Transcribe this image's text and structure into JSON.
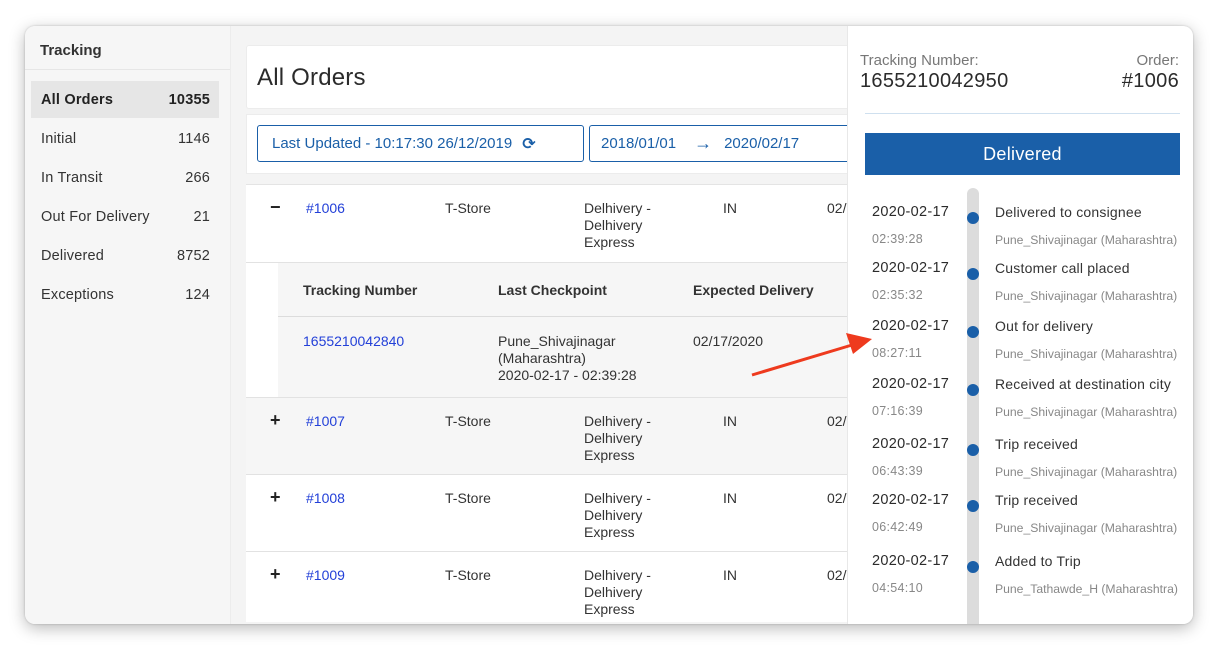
{
  "sidebar": {
    "title": "Tracking",
    "items": [
      {
        "label": "All Orders",
        "count": "10355",
        "active": true
      },
      {
        "label": "Initial",
        "count": "1146"
      },
      {
        "label": "In Transit",
        "count": "266"
      },
      {
        "label": "Out For Delivery",
        "count": "21"
      },
      {
        "label": "Delivered",
        "count": "8752"
      },
      {
        "label": "Exceptions",
        "count": "124"
      }
    ]
  },
  "main": {
    "title": "All Orders",
    "last_updated": "Last Updated - 10:17:30 26/12/2019",
    "refresh_icon": "refresh-icon",
    "date_from": "2018/01/01",
    "date_arrow": "→",
    "date_to": "2020/02/17",
    "orders": [
      {
        "toggle": "−",
        "id": "#1006",
        "store": "T-Store",
        "carrier": "Delhivery - Delhivery Express",
        "country": "IN",
        "date": "02/"
      },
      {
        "toggle": "+",
        "id": "#1007",
        "store": "T-Store",
        "carrier": "Delhivery - Delhivery Express",
        "country": "IN",
        "date": "02/"
      },
      {
        "toggle": "+",
        "id": "#1008",
        "store": "T-Store",
        "carrier": "Delhivery - Delhivery Express",
        "country": "IN",
        "date": "02/"
      },
      {
        "toggle": "+",
        "id": "#1009",
        "store": "T-Store",
        "carrier": "Delhivery - Delhivery Express",
        "country": "IN",
        "date": "02/"
      }
    ],
    "expanded": {
      "headers": {
        "tracking": "Tracking Number",
        "checkpoint": "Last Checkpoint",
        "expected": "Expected Delivery"
      },
      "row": {
        "tracking": "1655210042840",
        "checkpoint_line1": "Pune_Shivajinagar",
        "checkpoint_line2": "(Maharashtra)",
        "checkpoint_line3": "2020-02-17 - 02:39:28",
        "expected": "02/17/2020"
      }
    }
  },
  "panel": {
    "tracking_label": "Tracking Number:",
    "tracking_value": "1655210042950",
    "order_label": "Order:",
    "order_value": "#1006",
    "status": "Delivered",
    "status_color": "#1a5fa8",
    "events": [
      {
        "date": "2020-02-17",
        "time": "02:39:28",
        "desc": "Delivered to consignee",
        "loc": "Pune_Shivajinagar (Maharashtra)"
      },
      {
        "date": "2020-02-17",
        "time": "02:35:32",
        "desc": "Customer call placed",
        "loc": "Pune_Shivajinagar (Maharashtra)"
      },
      {
        "date": "2020-02-17",
        "time": "08:27:11",
        "desc": "Out for delivery",
        "loc": "Pune_Shivajinagar (Maharashtra)"
      },
      {
        "date": "2020-02-17",
        "time": "07:16:39",
        "desc": "Received at destination city",
        "loc": "Pune_Shivajinagar (Maharashtra)"
      },
      {
        "date": "2020-02-17",
        "time": "06:43:39",
        "desc": "Trip received",
        "loc": "Pune_Shivajinagar (Maharashtra)"
      },
      {
        "date": "2020-02-17",
        "time": "06:42:49",
        "desc": "Trip received",
        "loc": "Pune_Shivajinagar (Maharashtra)"
      },
      {
        "date": "2020-02-17",
        "time": "04:54:10",
        "desc": "Added to Trip",
        "loc": "Pune_Tathawde_H (Maharashtra)"
      }
    ]
  },
  "annotation": {
    "type": "red-arrow",
    "color": "#ee3a1e"
  }
}
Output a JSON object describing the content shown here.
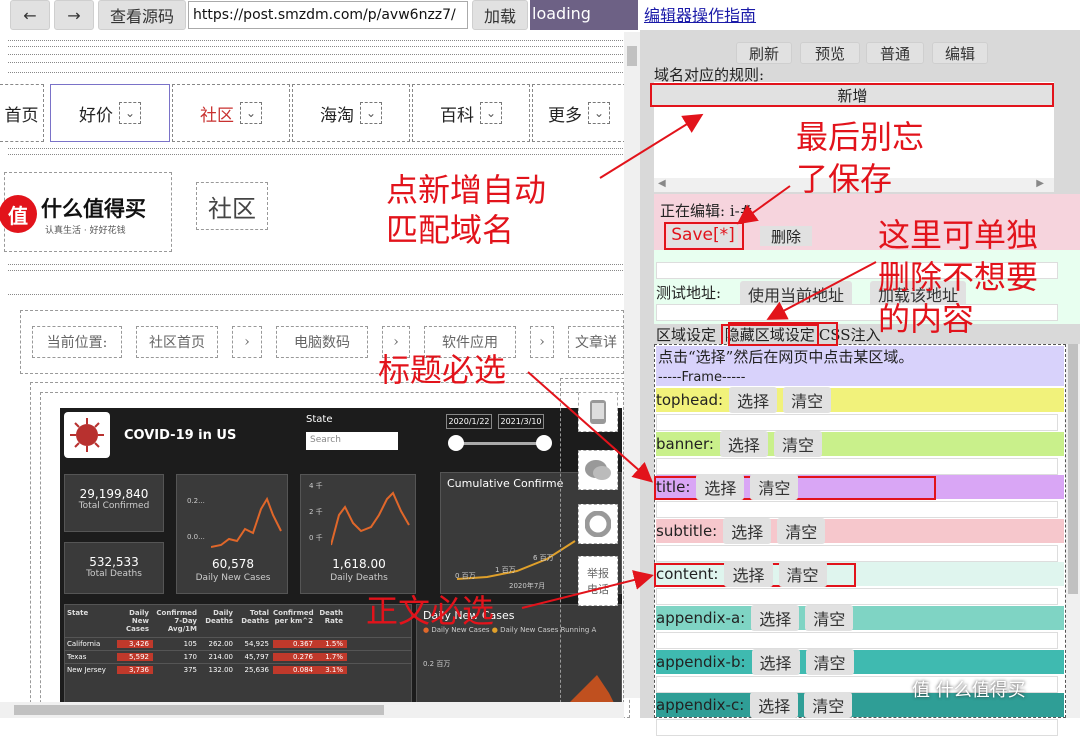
{
  "toolbar": {
    "back_icon": "arrow-left-icon",
    "forward_icon": "arrow-right-icon",
    "view_source": "查看源码",
    "url": "https://post.smzdm.com/p/avw6nzz7/",
    "load": "加载",
    "status": "loading",
    "guide_link": "编辑器操作指南"
  },
  "nav": {
    "items": [
      "首页",
      "好价",
      "社区",
      "海淘",
      "百科",
      "更多"
    ],
    "active_color": "#c8312f"
  },
  "logo": {
    "mark": "值",
    "name": "什么值得买",
    "slogan": "认真生活 · 好好花钱"
  },
  "section_title": "社区",
  "breadcrumb": [
    "当前位置:",
    "社区首页",
    "电脑数码",
    "软件应用",
    "文章详"
  ],
  "dashboard": {
    "title": "COVID-19 in US",
    "state_label": "State",
    "search_placeholder": "Search",
    "date_from": "2020/1/22",
    "date_to": "2021/3/10",
    "cards": [
      {
        "value": "29,199,840",
        "label": "Total Confirmed"
      },
      {
        "value": "532,533",
        "label": "Total Deaths"
      },
      {
        "value": "60,578",
        "label": "Daily New Cases"
      },
      {
        "value": "1,618.00",
        "label": "Daily Deaths"
      }
    ],
    "mini1_ticks": [
      "0.2...",
      "0.0..."
    ],
    "mini2_ticks": [
      "4 千",
      "2 千",
      "0 千"
    ],
    "cumulative_title": "Cumulative Confirme",
    "cumulative_labels": [
      "6 百万",
      "1 百万",
      "0 百万",
      "2020年7月"
    ],
    "table_headers": [
      "State",
      "Daily New Cases",
      "Confirmed 7-Day Avg/1M",
      "Daily Deaths",
      "Total Deaths",
      "Confirmed per km^2",
      "Death Rate"
    ],
    "table_rows": [
      [
        "California",
        "3,426",
        "105",
        "262.00",
        "54,925",
        "0.367",
        "1.5%"
      ],
      [
        "Texas",
        "5,592",
        "170",
        "214.00",
        "45,797",
        "0.276",
        "1.7%"
      ],
      [
        "New Jersey",
        "3,736",
        "375",
        "132.00",
        "25,636",
        "0.084",
        "3.1%"
      ]
    ],
    "daily_title": "Daily New Cases",
    "daily_legend": [
      "Daily New Cases",
      "Daily New Cases Running A"
    ],
    "daily_tick": "0.2 百万"
  },
  "side_icons": [
    "phone-icon",
    "wechat-icon",
    "lifebuoy-icon"
  ],
  "side_report": "举报\n电话",
  "panel": {
    "top_buttons": [
      "刷新",
      "预览",
      "普通",
      "编辑"
    ],
    "rule_label": "域名对应的规则:",
    "add_button": "新增",
    "editing": "正在编辑: i-#",
    "save": "Save[*]",
    "delete": "删除",
    "test_label": "测试地址:",
    "use_current": "使用当前地址",
    "load_addr": "加载该地址",
    "tabs": [
      "区域设定",
      "隐藏区域设定",
      "CSS注入"
    ],
    "hint": "点击“选择”然后在网页中点击某区域。",
    "frame": "-----Frame-----",
    "select": "选择",
    "clear": "清空",
    "fields": [
      {
        "name": "tophead:",
        "color": "#f1f27b"
      },
      {
        "name": "banner:",
        "color": "#c9f08b"
      },
      {
        "name": "title:",
        "color": "#d9a6f5"
      },
      {
        "name": "subtitle:",
        "color": "#f6c7cc"
      },
      {
        "name": "content:",
        "color": "#dff5ee"
      },
      {
        "name": "appendix-a:",
        "color": "#7fd4c4"
      },
      {
        "name": "appendix-b:",
        "color": "#3fbab0"
      },
      {
        "name": "appendix-c:",
        "color": "#2f9e96"
      }
    ]
  },
  "annotations": {
    "a1": "点新增自动\n匹配域名",
    "a2": "最后别忘\n了保存",
    "a3": "这里可单独\n删除不想要\n的内容",
    "a4": "标题必选",
    "a5": "正文必选"
  },
  "watermark": "值 什么值得买",
  "colors": {
    "annotation": "#e2131b",
    "status_bg": "#6d6185",
    "editing_bg": "#f6d4dd"
  }
}
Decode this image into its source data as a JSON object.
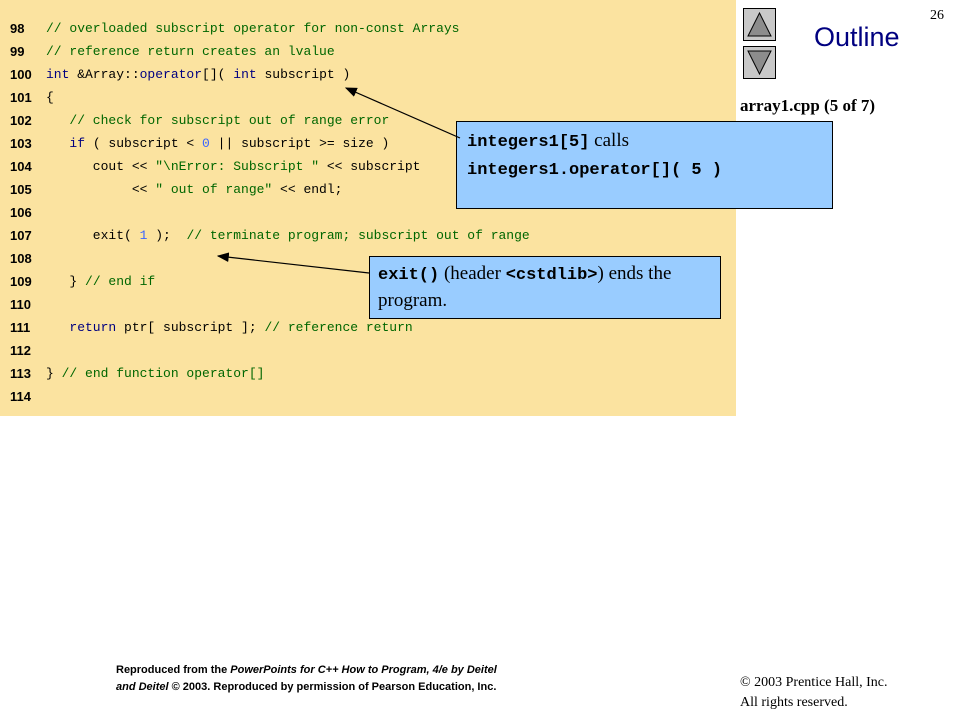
{
  "slide": {
    "page_number": "26",
    "outline_title": "Outline",
    "file_caption": "array1.cpp (5 of 7)"
  },
  "code_lines": [
    {
      "num": "98",
      "parts": [
        {
          "t": "// overloaded subscript operator for non-const Arrays",
          "c": "cm"
        }
      ]
    },
    {
      "num": "99",
      "parts": [
        {
          "t": "// reference return creates an lvalue",
          "c": "cm"
        }
      ]
    },
    {
      "num": "100",
      "parts": [
        {
          "t": "int",
          "c": "kw"
        },
        {
          "t": " &Array::",
          "c": ""
        },
        {
          "t": "operator",
          "c": "kw"
        },
        {
          "t": "[]( ",
          "c": ""
        },
        {
          "t": "int",
          "c": "kw"
        },
        {
          "t": " subscript )",
          "c": ""
        }
      ]
    },
    {
      "num": "101",
      "parts": [
        {
          "t": "{",
          "c": ""
        }
      ]
    },
    {
      "num": "102",
      "parts": [
        {
          "t": "   // check for subscript out of range error",
          "c": "cm"
        }
      ]
    },
    {
      "num": "103",
      "parts": [
        {
          "t": "   ",
          "c": ""
        },
        {
          "t": "if",
          "c": "kw"
        },
        {
          "t": " ( subscript < ",
          "c": ""
        },
        {
          "t": "0",
          "c": "nm"
        },
        {
          "t": " || subscript >= size )",
          "c": ""
        }
      ]
    },
    {
      "num": "104",
      "parts": [
        {
          "t": "      cout << ",
          "c": ""
        },
        {
          "t": "\"\\nError: Subscript \"",
          "c": "st"
        },
        {
          "t": " << subscript",
          "c": ""
        }
      ]
    },
    {
      "num": "105",
      "parts": [
        {
          "t": "           << ",
          "c": ""
        },
        {
          "t": "\" out of range\"",
          "c": "st"
        },
        {
          "t": " << endl;",
          "c": ""
        }
      ]
    },
    {
      "num": "106",
      "parts": []
    },
    {
      "num": "107",
      "parts": [
        {
          "t": "      exit( ",
          "c": ""
        },
        {
          "t": "1",
          "c": "nm"
        },
        {
          "t": " );  ",
          "c": ""
        },
        {
          "t": "// terminate program; subscript out of range",
          "c": "cm"
        }
      ]
    },
    {
      "num": "108",
      "parts": []
    },
    {
      "num": "109",
      "parts": [
        {
          "t": "   } ",
          "c": ""
        },
        {
          "t": "// end if",
          "c": "cm"
        }
      ]
    },
    {
      "num": "110",
      "parts": []
    },
    {
      "num": "111",
      "parts": [
        {
          "t": "   ",
          "c": ""
        },
        {
          "t": "return",
          "c": "kw"
        },
        {
          "t": " ptr[ subscript ]; ",
          "c": ""
        },
        {
          "t": "// reference return",
          "c": "cm"
        }
      ]
    },
    {
      "num": "112",
      "parts": []
    },
    {
      "num": "113",
      "parts": [
        {
          "t": "} ",
          "c": ""
        },
        {
          "t": "// end function operator[]",
          "c": "cm"
        }
      ]
    },
    {
      "num": "114",
      "parts": []
    }
  ],
  "callouts": {
    "first": {
      "line1_code": "integers1[5]",
      "line1_text": " calls",
      "line2_code": "integers1.operator[]( 5 )"
    },
    "second": {
      "code": "exit()",
      "text_before": " (header ",
      "header_code": "<cstdlib>",
      "text_after": ") ends the program."
    }
  },
  "footer": {
    "line1_a": "Reproduced from the ",
    "line1_b": "PowerPoints for C++ How to Program, 4/e by Deitel",
    "line2_a": "and Deitel",
    "line2_b": " © 2003. Reproduced by permission of Pearson Education, Inc."
  },
  "copyright": {
    "line1": "© 2003 Prentice Hall, Inc.",
    "line2": "All rights reserved."
  },
  "colors": {
    "code_background": "#fbe3a0",
    "callout_background": "#99ccff",
    "keyword": "#000080",
    "comment": "#006600",
    "number": "#3a66ff",
    "outline_title": "#000080"
  },
  "icons": {
    "up_button": "triangle-up-icon",
    "down_button": "triangle-down-icon"
  }
}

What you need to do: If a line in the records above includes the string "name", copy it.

Result for this exercise:
    "name": "什么值得买",
        "name": "tophead:",
        "name": "banner:",
        "name": "title:",
        "name": "subtitle:",
        "name": "content:",
        "name": "appendix-a:",
        "name": "appendix-b:",
        "name": "appendix-c:",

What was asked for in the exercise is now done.